→ TASK ITEM
Copy every line of the data that contains the string "Caller".

→ THE RECORDS
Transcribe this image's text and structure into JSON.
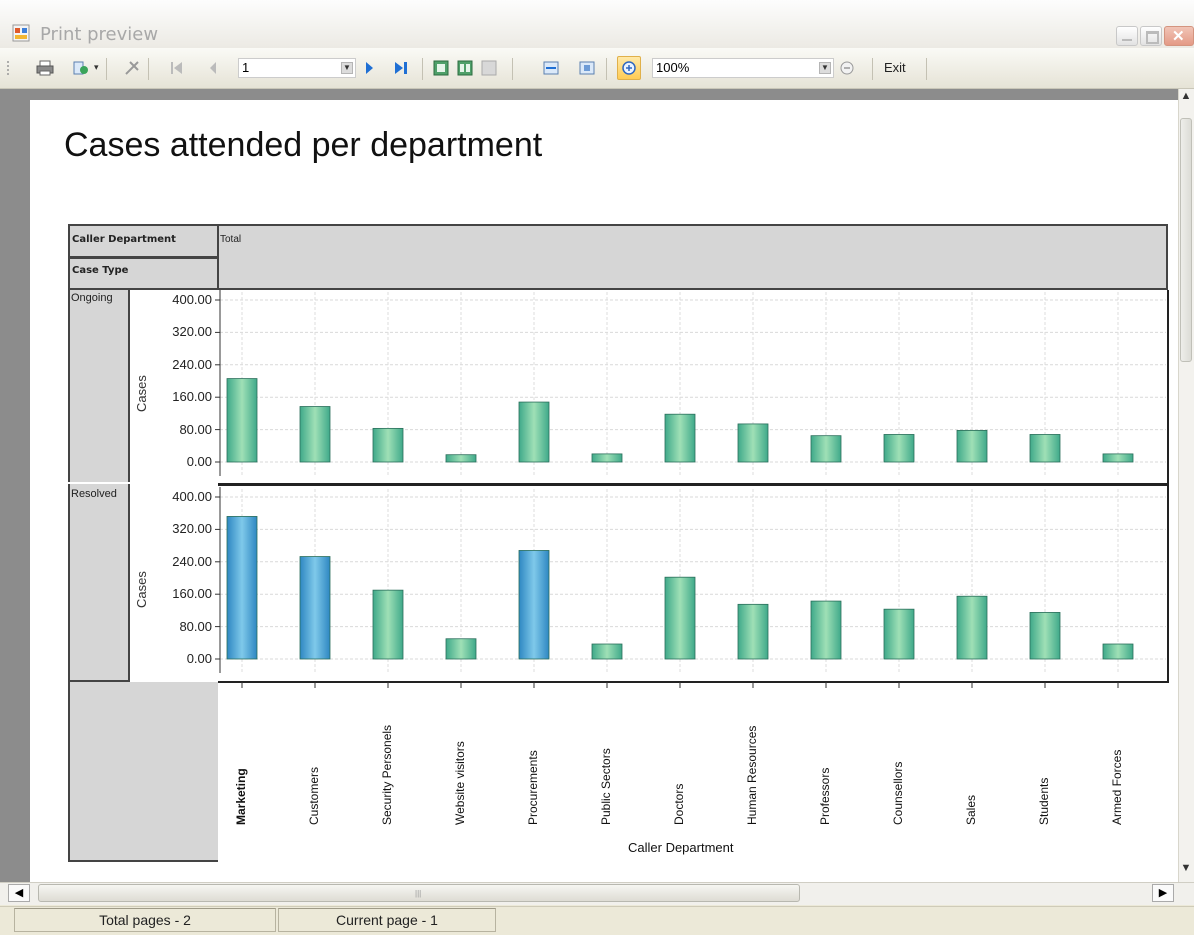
{
  "window": {
    "title": "Print preview"
  },
  "toolbar": {
    "page_input": "1",
    "zoom_value": "100%",
    "exit_label": "Exit"
  },
  "report": {
    "title": "Cases attended per department",
    "header": {
      "row_field_1": "Caller Department",
      "row_field_2": "Case Type",
      "column_value": "Total"
    },
    "row_labels": [
      "Ongoing",
      "Resolved"
    ]
  },
  "chart_data": {
    "type": "bar",
    "xlabel": "Caller Department",
    "ylabel": "Cases",
    "ylim": [
      0,
      400
    ],
    "yticks": [
      "400.00",
      "320.00",
      "240.00",
      "160.00",
      "80.00",
      "0.00"
    ],
    "grid": true,
    "categories": [
      "Marketing",
      "Customers",
      "Security Personels",
      "Website visitors",
      "Procurements",
      "Public Sectors",
      "Doctors",
      "Human Resources",
      "Professors",
      "Counsellors",
      "Sales",
      "Students",
      "Armed Forces"
    ],
    "series": [
      {
        "name": "Ongoing",
        "values": [
          206,
          137,
          83,
          18,
          148,
          20,
          118,
          94,
          65,
          68,
          78,
          68,
          20
        ]
      },
      {
        "name": "Resolved",
        "values": [
          352,
          253,
          170,
          50,
          268,
          37,
          202,
          135,
          143,
          123,
          155,
          115,
          37
        ]
      }
    ],
    "colors": {
      "green_dark": "#3fa98a",
      "green_light": "#9fe0b6",
      "blue_dark": "#2e87c2",
      "blue_light": "#7fc9ea"
    }
  },
  "statusbar": {
    "total_pages": "Total pages - 2",
    "current_page": "Current page - 1"
  }
}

→ RESULT BELOW
      "row_field_1": "Caller Department",
    "xlabel": "Caller Department",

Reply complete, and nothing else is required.